The big question is how do these people come to power at all? Brittany Hunter picks cues from Hayek’s Road to Serfdom:

(more…)

Lucknow Bank of Montreal celebrates 200th birth anniversary?

November 16, 2017

For a moment I was totally surprised to come across this news. Lucknow Bank of Montreal? How come one knows nothing about this bank>

It took me time to understand that Bank of Montreal recently completed 200 years of existence. And there is a place in Canada named Lucknow which was named after the Indian counterpart:

The village was named after Lucknow, India where, the Indian Rebellion of 1857 took place between the Indian rebels and the East India Company army. Lucknow takes the name of “Sepoy” which refers to the Indian foot soldiers who fought on the British side in the Relief of Lucknow. There are two theories about the origin of the name of Campbell Street-one is that the main street was named after Sir Colin Campbell, leader of the relief forces. The other is that the street is named after Malcolm Campbell, the community’s first merchant. Several Lucknow streets bear the names of some of the British generals involved in the Relief of Lucknow: Campbell, Ross, Outram, Havelock, Willoughby, Rose and Canning.

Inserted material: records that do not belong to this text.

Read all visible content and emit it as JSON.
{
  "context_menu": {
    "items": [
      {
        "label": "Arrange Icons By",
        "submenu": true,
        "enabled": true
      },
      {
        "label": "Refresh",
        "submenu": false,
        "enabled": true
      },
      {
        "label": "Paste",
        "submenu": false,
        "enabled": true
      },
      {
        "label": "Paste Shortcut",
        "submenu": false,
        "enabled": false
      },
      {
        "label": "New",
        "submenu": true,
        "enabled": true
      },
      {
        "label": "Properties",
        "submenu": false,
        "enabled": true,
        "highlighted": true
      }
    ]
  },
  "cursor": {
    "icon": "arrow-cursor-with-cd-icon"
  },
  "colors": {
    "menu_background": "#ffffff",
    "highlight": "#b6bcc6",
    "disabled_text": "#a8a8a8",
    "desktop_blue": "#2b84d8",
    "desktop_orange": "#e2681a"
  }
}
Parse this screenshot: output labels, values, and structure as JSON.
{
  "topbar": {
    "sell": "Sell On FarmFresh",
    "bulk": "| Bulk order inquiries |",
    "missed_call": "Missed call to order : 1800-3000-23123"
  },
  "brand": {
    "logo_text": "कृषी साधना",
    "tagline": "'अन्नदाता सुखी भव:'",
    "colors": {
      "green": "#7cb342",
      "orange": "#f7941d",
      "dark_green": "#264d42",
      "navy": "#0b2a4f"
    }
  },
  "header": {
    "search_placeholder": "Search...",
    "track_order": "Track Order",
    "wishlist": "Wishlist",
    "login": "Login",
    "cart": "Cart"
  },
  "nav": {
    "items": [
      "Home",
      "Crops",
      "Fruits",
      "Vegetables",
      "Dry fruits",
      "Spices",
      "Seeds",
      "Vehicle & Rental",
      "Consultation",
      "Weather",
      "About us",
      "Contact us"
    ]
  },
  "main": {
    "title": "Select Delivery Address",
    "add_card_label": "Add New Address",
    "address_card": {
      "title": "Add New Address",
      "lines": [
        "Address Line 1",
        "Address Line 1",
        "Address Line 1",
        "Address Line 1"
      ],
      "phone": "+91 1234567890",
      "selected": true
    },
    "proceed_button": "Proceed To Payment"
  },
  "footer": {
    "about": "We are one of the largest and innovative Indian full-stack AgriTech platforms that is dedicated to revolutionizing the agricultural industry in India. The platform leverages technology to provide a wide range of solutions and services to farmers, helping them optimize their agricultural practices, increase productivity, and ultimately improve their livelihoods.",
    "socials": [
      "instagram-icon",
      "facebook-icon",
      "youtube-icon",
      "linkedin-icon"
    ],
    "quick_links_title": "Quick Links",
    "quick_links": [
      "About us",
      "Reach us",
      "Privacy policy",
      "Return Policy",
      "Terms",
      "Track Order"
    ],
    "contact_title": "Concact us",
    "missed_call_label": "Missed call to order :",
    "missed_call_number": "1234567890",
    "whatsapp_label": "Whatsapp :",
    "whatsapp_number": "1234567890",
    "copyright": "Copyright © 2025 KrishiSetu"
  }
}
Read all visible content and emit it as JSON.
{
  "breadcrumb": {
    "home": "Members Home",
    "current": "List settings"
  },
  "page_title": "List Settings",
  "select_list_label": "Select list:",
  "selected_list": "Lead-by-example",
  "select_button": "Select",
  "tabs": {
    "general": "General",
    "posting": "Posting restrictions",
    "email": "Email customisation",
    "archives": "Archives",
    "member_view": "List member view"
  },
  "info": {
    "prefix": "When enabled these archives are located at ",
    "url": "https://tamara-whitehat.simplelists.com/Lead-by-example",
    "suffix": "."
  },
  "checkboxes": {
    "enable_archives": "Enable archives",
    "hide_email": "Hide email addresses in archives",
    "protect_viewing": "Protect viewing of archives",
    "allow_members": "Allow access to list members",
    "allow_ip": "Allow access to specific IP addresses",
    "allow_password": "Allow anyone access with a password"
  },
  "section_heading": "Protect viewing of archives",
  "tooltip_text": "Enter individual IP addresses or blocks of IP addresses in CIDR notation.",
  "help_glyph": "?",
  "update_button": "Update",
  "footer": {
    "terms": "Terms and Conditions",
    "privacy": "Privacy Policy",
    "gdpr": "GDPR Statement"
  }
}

Eli Stauffer first settled the unnamed land that was to become Lucknow in 1856 where he constructed a dam and built a sawmill. In 1858, Ralph Miller purchased a parcel of Stauffer’s land and built “Balaclava House”, a log tavern. James Somerville purchased the Stauffer mill and land rights in 1858 and had village lots surveyed, earning Somerville the title of the “Father of Lucknow”. With the “Gravel Road” open into Kinloss in 1866, the village continued to grow and had a population of 430 in 1868.

Wow! Imagine how Lucknow inspired naming a village in Canada in 1857!

So, it is the Lucknow branch of the Bank of Montreal which celebrated 200 years of the bank’s anniversary…

A closer look at history of small denomination coins…

November 16, 2017

Nice post by Hillery York. It also has a picture of the Lydia coin, the first ever coin produced.

(more…)

How Iceland persuaded teens to give up drink and drugs…

November 16, 2017

Interesting short film by Richard Kenny on how Iceland collectively worked to address teen problems in their country. One hears that this drinking and drugs  =is already a big problem in some of the regions in India as well…Some lessons here..


%d bloggers like this: